Report each line of the records below that holds the word "FRAME".

RECORDS TO PROCESS:
===============
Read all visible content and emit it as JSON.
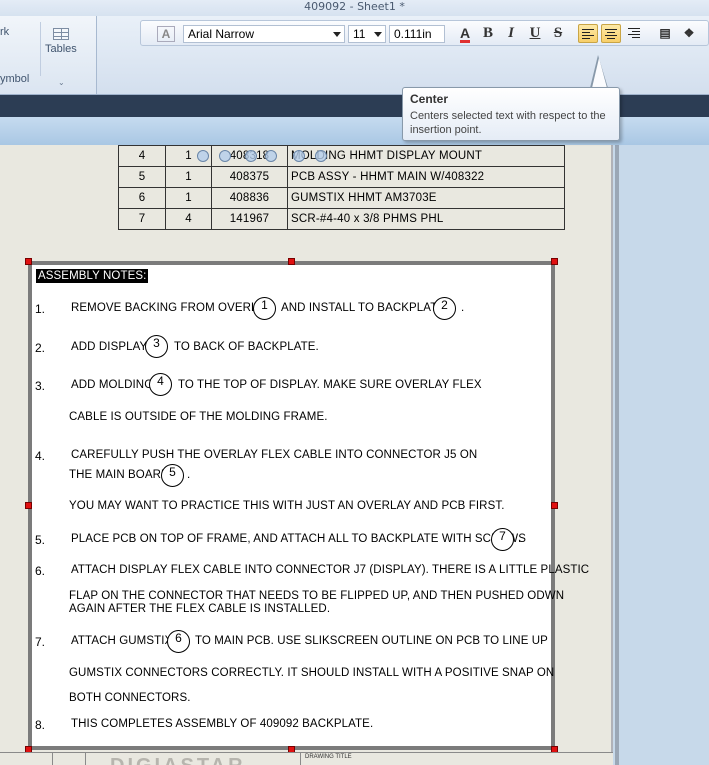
{
  "window": {
    "title": "409092 - Sheet1 *"
  },
  "ribbon": {
    "partial_top_label": "rk",
    "partial_bottom_label": "ymbol",
    "tables_label": "Tables"
  },
  "format_toolbar": {
    "font_name": "Arial Narrow",
    "font_size": "11",
    "line_spacing": "0.111in",
    "bold": "B",
    "italic": "I",
    "underline": "U",
    "strike": "S",
    "font_color_glyph": "A",
    "active_alignment": "center"
  },
  "tooltip": {
    "title": "Center",
    "description": "Centers selected text with respect to the insertion point."
  },
  "bom_rows": [
    {
      "item": "4",
      "qty": "1",
      "part": "408318",
      "desc": "MOLDING HHMT DISPLAY MOUNT"
    },
    {
      "item": "5",
      "qty": "1",
      "part": "408375",
      "desc": "PCB ASSY - HHMT MAIN W/408322"
    },
    {
      "item": "6",
      "qty": "1",
      "part": "408836",
      "desc": "GUMSTIX HHMT AM3703E"
    },
    {
      "item": "7",
      "qty": "4",
      "part": "141967",
      "desc": "SCR-#4-40 x 3/8 PHMS PHL"
    }
  ],
  "notes": {
    "heading": "ASSEMBLY NOTES:",
    "n1": "1.",
    "n1_a": "REMOVE BACKING FROM OVERLAY",
    "n1_b": "AND INSTALL TO BACKPLATE",
    "n1_end": ".",
    "n1_b1": "1",
    "n1_b2": "2",
    "n2": "2.",
    "n2_a": "ADD DISPLAY",
    "n2_b": "TO BACK OF BACKPLATE.",
    "n2_b1": "3",
    "n3": "3.",
    "n3_a": "ADD MOLDING",
    "n3_b": "TO THE TOP OF DISPLAY. MAKE SURE OVERLAY FLEX",
    "n3_c": "CABLE IS OUTSIDE OF THE MOLDING FRAME.",
    "n3_b1": "4",
    "n4": "4.",
    "n4_a": "CAREFULLY PUSH THE OVERLAY FLEX CABLE INTO CONNECTOR J5 ON",
    "n4_b": "THE MAIN BOARD",
    "n4_end": ".",
    "n4_b1": "5",
    "n4_c": "YOU MAY WANT TO PRACTICE THIS WITH JUST AN OVERLAY AND PCB FIRST.",
    "n5": "5.",
    "n5_a": "PLACE PCB ON TOP OF FRAME, AND ATTACH  ALL TO BACKPLATE WITH SCREWS",
    "n5_end": ".",
    "n5_b1": "7",
    "n6": "6.",
    "n6_a": "ATTACH DISPLAY FLEX CABLE INTO CONNECTOR J7 (DISPLAY). THERE IS A LITTLE PLASTIC",
    "n6_b": "FLAP ON THE CONNECTOR THAT NEEDS TO BE FLIPPED UP, AND THEN PUSHED ODWN",
    "n6_c": "AGAIN AFTER THE FLEX CABLE IS INSTALLED.",
    "n7": "7.",
    "n7_a": "ATTACH GUMSTIX",
    "n7_b": "TO MAIN PCB. USE SLIKSCREEN OUTLINE ON PCB TO LINE UP",
    "n7_b1": "6",
    "n7_c": "GUMSTIX CONNECTORS CORRECTLY. IT SHOULD INSTALL WITH A POSITIVE SNAP ON",
    "n7_d": "BOTH CONNECTORS.",
    "n8": "8.",
    "n8_a": "THIS COMPLETES ASSEMBLY OF 409092 BACKPLATE."
  },
  "title_block": {
    "logo_text": "DIGIASTAR",
    "drawing_title_label": "DRAWING TITLE"
  },
  "colors": {
    "selection_handle": "#e01010",
    "accent_dark": "#2c3d54",
    "active_button": "#f8cf69"
  }
}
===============
RESPONSE:
    "n3_c": "CABLE IS OUTSIDE OF THE MOLDING FRAME.",
    "n5_a": "PLACE PCB ON TOP OF FRAME, AND ATTACH  ALL TO BACKPLATE WITH SCREWS",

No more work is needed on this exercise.